#### The problem
Going through the data below, find how many lines include the word "controller", and reply with that number alone.

#### Stored data entries
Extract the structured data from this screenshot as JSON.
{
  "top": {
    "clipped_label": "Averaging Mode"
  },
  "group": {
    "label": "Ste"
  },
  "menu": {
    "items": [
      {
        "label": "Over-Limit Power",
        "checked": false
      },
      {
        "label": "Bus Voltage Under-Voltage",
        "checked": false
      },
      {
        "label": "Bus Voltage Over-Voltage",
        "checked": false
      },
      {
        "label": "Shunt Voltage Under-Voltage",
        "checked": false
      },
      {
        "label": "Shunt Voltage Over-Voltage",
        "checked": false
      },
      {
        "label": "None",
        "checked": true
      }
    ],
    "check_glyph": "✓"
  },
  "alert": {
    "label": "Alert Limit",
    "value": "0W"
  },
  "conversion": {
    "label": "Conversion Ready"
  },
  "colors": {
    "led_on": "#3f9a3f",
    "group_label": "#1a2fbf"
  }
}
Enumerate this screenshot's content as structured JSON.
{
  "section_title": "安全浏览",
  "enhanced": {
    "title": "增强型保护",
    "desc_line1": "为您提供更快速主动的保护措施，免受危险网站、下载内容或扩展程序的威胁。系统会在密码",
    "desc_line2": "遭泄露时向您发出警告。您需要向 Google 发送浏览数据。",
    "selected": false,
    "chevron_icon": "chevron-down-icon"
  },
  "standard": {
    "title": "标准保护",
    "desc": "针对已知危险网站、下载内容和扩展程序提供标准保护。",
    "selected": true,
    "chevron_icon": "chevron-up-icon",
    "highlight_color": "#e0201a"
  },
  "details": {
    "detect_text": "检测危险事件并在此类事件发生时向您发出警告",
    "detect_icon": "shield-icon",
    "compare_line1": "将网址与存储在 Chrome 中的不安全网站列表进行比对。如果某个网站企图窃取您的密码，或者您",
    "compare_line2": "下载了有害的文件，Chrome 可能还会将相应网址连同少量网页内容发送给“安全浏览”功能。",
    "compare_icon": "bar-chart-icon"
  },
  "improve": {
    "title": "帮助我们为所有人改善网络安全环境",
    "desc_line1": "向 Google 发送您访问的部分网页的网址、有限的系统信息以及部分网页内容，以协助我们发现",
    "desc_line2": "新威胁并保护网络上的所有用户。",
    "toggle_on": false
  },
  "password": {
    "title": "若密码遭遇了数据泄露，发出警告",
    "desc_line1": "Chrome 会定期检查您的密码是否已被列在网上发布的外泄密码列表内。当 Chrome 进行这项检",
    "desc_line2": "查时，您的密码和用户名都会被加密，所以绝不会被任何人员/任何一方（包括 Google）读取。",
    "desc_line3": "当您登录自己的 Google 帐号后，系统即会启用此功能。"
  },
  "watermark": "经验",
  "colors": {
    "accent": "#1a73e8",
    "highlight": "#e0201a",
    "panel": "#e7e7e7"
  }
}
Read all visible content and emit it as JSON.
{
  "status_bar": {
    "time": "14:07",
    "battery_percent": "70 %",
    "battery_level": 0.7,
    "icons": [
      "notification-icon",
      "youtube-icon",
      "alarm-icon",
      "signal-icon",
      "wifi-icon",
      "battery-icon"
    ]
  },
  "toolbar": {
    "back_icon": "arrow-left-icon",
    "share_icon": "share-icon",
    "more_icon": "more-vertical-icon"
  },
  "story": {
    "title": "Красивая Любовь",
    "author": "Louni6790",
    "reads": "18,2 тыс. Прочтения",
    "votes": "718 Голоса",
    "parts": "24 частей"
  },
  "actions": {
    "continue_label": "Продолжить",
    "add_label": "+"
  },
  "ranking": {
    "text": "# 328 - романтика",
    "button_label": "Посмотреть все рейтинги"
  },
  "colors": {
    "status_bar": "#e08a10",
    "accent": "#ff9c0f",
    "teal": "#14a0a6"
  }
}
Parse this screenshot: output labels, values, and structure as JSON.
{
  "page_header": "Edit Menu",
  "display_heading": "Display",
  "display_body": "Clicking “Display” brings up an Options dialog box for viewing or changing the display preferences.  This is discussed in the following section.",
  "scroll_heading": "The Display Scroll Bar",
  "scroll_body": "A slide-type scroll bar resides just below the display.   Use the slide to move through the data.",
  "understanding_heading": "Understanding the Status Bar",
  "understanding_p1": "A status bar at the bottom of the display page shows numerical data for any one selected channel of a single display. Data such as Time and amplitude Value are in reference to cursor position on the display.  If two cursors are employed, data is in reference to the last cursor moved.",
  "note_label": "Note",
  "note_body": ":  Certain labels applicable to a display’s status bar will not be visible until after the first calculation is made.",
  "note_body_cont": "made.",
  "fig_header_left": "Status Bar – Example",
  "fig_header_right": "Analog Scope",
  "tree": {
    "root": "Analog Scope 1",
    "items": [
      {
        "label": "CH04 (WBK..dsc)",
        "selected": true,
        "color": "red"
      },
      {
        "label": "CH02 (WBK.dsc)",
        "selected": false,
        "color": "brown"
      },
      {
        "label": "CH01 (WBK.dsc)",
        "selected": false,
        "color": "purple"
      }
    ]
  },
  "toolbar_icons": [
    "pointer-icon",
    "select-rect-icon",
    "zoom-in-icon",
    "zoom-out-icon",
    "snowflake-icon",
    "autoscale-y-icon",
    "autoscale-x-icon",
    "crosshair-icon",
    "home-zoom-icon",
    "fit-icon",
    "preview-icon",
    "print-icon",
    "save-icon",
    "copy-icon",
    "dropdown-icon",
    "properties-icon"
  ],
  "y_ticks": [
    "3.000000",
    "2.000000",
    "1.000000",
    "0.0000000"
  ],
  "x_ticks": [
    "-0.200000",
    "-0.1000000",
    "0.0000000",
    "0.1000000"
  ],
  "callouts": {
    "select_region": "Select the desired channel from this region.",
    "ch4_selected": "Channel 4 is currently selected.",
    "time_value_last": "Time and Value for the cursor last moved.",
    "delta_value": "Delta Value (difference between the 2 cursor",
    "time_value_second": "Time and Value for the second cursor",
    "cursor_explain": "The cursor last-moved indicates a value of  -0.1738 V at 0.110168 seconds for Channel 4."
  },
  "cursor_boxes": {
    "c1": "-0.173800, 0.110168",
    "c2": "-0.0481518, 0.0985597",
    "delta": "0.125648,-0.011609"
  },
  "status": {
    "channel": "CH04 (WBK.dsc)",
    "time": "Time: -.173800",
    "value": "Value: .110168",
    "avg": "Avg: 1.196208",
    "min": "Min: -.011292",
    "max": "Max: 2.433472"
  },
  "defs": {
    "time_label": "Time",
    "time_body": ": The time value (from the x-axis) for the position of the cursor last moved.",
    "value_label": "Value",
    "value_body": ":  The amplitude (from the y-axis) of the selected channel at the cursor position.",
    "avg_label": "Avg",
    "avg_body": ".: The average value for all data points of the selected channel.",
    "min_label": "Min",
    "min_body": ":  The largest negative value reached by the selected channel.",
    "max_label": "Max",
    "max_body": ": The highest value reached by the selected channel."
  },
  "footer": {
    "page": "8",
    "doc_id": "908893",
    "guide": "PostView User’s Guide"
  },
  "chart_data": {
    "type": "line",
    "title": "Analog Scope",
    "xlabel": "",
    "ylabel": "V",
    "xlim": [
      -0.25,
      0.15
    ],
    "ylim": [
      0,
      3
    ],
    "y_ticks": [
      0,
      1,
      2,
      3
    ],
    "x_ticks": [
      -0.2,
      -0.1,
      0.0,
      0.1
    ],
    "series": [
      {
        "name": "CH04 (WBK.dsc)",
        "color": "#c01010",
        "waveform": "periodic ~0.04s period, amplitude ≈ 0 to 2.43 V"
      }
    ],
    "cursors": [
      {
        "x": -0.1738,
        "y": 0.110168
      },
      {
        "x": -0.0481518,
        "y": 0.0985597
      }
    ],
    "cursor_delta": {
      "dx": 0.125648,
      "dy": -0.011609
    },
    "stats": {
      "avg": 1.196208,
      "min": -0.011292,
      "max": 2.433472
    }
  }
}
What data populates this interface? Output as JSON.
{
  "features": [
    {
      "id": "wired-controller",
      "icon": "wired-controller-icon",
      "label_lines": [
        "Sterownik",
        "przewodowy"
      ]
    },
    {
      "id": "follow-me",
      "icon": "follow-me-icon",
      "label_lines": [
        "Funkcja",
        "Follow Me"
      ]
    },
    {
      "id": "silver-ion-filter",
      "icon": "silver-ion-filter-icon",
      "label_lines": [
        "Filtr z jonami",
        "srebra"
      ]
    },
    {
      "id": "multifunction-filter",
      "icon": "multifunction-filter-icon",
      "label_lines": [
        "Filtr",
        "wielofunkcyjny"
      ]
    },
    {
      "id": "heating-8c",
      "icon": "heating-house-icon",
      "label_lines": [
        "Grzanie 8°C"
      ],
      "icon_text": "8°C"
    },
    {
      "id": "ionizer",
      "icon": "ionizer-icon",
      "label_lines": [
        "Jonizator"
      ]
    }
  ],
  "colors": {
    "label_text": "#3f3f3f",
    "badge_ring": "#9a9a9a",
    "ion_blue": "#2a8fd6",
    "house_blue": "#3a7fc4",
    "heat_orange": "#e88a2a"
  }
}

#### Expected answer
2